As the answer, give a copy of each line below that includes the word "drive".

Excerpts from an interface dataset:
#####

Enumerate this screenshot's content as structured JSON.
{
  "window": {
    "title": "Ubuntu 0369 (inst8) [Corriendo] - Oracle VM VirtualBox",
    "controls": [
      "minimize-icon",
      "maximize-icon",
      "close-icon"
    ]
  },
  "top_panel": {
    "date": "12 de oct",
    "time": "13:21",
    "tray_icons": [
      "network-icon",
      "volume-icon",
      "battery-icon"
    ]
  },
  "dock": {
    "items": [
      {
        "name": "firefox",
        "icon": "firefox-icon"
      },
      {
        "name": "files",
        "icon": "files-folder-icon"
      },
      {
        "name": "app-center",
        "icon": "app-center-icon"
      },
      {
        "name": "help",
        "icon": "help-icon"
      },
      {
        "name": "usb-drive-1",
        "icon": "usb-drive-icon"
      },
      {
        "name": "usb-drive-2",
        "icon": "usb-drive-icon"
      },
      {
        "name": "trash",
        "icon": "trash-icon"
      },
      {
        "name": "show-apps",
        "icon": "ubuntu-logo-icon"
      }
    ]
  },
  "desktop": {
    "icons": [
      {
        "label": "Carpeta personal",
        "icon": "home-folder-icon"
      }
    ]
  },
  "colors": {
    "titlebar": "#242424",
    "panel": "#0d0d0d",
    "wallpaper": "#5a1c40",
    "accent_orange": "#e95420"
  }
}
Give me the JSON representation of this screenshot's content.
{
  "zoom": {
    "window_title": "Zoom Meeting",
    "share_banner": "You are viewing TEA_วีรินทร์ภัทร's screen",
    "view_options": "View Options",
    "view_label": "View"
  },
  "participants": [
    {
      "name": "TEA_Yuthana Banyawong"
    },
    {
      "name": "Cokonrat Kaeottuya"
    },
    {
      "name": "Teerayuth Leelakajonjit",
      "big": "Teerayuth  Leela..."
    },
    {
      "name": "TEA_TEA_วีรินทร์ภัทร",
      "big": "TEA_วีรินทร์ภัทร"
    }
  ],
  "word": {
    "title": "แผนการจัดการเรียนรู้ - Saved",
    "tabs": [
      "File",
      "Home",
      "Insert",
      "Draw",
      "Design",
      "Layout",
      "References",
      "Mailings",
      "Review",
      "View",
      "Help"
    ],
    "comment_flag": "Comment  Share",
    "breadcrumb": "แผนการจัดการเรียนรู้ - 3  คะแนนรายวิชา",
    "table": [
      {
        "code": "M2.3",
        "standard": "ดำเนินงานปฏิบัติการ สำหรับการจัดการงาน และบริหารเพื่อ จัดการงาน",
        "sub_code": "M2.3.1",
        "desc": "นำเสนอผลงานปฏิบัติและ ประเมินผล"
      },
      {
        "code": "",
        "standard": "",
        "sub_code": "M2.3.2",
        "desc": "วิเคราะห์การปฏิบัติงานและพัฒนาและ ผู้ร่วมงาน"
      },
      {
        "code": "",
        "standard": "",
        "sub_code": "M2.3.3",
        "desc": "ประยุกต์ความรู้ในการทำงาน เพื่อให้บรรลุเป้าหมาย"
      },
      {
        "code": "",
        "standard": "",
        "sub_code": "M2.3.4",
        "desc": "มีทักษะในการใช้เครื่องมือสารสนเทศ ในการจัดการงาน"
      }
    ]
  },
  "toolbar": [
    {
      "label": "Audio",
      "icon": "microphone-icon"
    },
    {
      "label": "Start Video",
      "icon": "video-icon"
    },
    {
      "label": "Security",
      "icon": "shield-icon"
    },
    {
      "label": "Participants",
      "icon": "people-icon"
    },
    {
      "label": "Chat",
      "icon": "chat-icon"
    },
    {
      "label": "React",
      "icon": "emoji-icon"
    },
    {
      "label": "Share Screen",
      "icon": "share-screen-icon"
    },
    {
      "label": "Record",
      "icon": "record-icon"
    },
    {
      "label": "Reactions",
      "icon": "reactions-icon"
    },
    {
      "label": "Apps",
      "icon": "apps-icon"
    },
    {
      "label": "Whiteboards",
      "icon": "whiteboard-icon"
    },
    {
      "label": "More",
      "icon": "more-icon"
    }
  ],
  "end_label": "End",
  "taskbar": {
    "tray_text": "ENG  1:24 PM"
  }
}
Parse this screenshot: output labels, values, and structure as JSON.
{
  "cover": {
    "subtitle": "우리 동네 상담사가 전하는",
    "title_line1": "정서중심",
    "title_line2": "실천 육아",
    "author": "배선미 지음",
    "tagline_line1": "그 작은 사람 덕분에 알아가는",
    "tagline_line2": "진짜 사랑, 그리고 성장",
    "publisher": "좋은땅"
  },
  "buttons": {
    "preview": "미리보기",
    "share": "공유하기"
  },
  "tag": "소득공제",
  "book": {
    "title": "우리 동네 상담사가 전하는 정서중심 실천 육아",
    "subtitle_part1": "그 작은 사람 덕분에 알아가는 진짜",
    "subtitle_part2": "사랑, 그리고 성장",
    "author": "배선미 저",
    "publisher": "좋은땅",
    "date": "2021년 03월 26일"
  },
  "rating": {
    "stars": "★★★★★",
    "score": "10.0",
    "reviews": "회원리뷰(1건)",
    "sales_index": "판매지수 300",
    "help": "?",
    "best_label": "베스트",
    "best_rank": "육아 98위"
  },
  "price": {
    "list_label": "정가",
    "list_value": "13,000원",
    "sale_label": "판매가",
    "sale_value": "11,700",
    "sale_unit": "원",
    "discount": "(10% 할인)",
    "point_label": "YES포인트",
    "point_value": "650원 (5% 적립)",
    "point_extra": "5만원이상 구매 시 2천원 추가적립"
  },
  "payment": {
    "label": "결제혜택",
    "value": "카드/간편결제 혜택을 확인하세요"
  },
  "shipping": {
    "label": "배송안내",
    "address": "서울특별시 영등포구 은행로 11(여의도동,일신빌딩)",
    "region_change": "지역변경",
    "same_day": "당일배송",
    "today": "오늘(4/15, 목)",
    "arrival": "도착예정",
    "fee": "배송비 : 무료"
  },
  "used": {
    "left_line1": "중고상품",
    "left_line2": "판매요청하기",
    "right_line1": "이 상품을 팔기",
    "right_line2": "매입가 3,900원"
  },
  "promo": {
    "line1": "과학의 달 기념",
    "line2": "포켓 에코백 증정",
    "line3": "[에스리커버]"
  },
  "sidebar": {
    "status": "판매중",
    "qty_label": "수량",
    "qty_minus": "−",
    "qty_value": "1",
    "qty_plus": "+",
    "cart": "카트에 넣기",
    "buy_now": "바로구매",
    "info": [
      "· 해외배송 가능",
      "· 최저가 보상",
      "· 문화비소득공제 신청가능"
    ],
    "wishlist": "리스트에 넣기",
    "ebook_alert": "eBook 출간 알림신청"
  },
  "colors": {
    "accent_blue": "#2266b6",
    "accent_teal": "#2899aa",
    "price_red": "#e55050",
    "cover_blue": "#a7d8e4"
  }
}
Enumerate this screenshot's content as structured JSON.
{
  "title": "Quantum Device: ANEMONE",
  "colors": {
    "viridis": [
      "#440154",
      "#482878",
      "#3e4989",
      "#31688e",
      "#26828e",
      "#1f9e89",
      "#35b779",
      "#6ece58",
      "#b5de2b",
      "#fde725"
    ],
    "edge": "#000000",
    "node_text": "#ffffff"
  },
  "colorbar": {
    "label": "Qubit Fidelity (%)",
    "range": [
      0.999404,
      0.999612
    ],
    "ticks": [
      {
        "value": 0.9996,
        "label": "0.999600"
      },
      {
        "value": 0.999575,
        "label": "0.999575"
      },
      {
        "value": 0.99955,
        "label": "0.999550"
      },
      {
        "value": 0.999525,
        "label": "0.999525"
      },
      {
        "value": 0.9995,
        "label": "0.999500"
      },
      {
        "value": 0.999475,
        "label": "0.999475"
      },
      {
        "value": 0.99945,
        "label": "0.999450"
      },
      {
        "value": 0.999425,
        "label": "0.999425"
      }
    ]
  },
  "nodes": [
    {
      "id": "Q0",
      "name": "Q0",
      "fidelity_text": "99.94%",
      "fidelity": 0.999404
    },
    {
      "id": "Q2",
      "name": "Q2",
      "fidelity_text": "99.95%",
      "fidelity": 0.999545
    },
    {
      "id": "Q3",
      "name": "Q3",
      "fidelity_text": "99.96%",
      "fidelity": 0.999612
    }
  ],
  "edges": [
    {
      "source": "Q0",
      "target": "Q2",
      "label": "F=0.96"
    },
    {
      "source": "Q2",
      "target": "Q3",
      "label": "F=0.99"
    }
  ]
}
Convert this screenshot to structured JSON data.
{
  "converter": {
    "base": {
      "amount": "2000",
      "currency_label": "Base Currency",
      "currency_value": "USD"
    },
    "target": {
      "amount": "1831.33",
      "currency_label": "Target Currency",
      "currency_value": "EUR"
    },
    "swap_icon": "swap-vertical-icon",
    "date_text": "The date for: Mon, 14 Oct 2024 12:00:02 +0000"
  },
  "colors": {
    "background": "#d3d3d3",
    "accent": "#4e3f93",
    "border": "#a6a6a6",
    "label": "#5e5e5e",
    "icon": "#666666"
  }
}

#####

- Your solution -
        "name": "usb-drive-1",
        "icon": "usb-drive-icon"
        "name": "usb-drive-2",
        "icon": "usb-drive-icon"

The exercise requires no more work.